It’s typically Joy’s responsibility to keep everyone in line with her near-overbearing but ultimately endearing positivity, similar to Poehler’s Parks and Recreation character Leslie Knope. But when she and Sadness become lost and stranded in Riley’s cavernous hall of long term memories just at the time her world is literally crashing around her, leaving Fear, Disgust and Anger in charge, things obviously take a turn for the worst.
Both conceptually and visually this is a feast for the eyes, especially in 3D. All the various facets of Riley’s mind, including imagination land and dream production, are realized brilliantly. We’re also introduced to a breakout character in the form of Bing Bong, Riley’s former imaginary friend, an elephant made of cotton candy perfectly voiced by Curb Your Enthusiasm’s Richard Kind. Expect to see various merchandise of this guy for sale in Disney’s Stores and Theme Parks for decades to come.

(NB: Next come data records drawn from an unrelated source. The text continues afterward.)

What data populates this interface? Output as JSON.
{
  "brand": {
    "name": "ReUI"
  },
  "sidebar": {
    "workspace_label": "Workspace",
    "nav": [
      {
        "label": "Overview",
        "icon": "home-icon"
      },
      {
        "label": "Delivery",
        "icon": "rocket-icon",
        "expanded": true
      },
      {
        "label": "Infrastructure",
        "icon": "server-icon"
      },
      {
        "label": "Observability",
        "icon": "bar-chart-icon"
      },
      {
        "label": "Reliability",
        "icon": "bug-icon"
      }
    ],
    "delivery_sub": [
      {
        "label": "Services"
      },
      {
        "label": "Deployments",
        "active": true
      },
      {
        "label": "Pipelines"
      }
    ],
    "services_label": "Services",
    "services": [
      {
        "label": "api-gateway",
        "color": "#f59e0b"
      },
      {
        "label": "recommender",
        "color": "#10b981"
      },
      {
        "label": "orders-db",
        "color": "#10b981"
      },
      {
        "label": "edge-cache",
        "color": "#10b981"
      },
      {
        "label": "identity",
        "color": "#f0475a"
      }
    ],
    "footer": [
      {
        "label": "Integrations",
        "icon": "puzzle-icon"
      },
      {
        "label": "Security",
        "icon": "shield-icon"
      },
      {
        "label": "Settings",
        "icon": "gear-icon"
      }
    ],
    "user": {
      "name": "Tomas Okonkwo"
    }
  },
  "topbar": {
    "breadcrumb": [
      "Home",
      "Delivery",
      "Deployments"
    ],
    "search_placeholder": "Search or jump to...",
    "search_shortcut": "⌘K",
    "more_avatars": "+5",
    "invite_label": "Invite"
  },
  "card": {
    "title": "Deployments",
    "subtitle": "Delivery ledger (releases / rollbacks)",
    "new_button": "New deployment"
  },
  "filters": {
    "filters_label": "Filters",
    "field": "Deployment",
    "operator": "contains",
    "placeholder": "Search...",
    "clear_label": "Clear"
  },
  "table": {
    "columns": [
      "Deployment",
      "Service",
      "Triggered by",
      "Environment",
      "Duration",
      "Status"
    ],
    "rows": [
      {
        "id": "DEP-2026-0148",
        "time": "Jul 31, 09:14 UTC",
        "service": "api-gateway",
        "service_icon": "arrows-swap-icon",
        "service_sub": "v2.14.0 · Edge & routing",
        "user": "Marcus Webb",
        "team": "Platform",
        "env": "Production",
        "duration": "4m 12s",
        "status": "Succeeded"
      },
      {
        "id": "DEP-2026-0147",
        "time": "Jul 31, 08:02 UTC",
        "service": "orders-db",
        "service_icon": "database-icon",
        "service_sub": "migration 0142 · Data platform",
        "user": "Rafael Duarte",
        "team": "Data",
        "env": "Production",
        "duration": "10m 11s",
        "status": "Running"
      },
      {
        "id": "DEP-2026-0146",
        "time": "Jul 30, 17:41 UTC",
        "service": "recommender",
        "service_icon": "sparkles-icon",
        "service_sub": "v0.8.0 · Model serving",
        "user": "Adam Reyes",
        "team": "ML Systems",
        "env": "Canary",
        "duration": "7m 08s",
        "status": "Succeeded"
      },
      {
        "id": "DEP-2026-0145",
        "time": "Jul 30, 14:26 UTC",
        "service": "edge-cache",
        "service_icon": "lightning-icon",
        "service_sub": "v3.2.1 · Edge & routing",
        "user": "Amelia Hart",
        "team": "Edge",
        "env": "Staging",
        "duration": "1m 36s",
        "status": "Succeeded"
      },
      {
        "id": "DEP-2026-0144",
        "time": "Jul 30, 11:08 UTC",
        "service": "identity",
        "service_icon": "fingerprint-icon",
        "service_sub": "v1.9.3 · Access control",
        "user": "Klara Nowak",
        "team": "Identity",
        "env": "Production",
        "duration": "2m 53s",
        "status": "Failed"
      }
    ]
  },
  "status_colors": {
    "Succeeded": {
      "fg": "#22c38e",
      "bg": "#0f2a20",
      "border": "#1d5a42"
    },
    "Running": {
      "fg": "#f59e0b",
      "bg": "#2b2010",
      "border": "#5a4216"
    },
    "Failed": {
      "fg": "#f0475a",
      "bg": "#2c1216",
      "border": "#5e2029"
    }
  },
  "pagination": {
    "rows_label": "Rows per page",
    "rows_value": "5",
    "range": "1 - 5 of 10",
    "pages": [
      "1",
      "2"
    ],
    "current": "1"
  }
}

Casting is great across the board, including the aforementioned Poehler deftly carrying the film as main character Joy, and we especially enjoyed Lewis Black as Anger. Little Easter Eggs like how the headlines of his newspaper are always related to events in Riley’s life amused us as well, and I’m sure similar “blink and you’l miss it” touches, a Pixar staple, will become apparent upon subsequent viewings.
Inside Out is definitely a can’t miss proposition for animation enthusiasts of all ages, another jewel in Pixar’s near unbeatable crown.
After our preview screening here in Philly at The Rave in University City, there was an illuminating Q and A session with Pixar royalty, Producer Jonas Rivera and Director Pete Docter. The two veteran filmmakers talked about casting, deleted scenes and concepts, how long it takes to make one of these instant classics and what it’s like to go to work everyday at the world’s most famous and beloved animation studio. They were patient and kind with the many young children in the audience and very generous with their insight to several animation students in attendance. It was an honor to meet them.
Inside Out opens June 19th.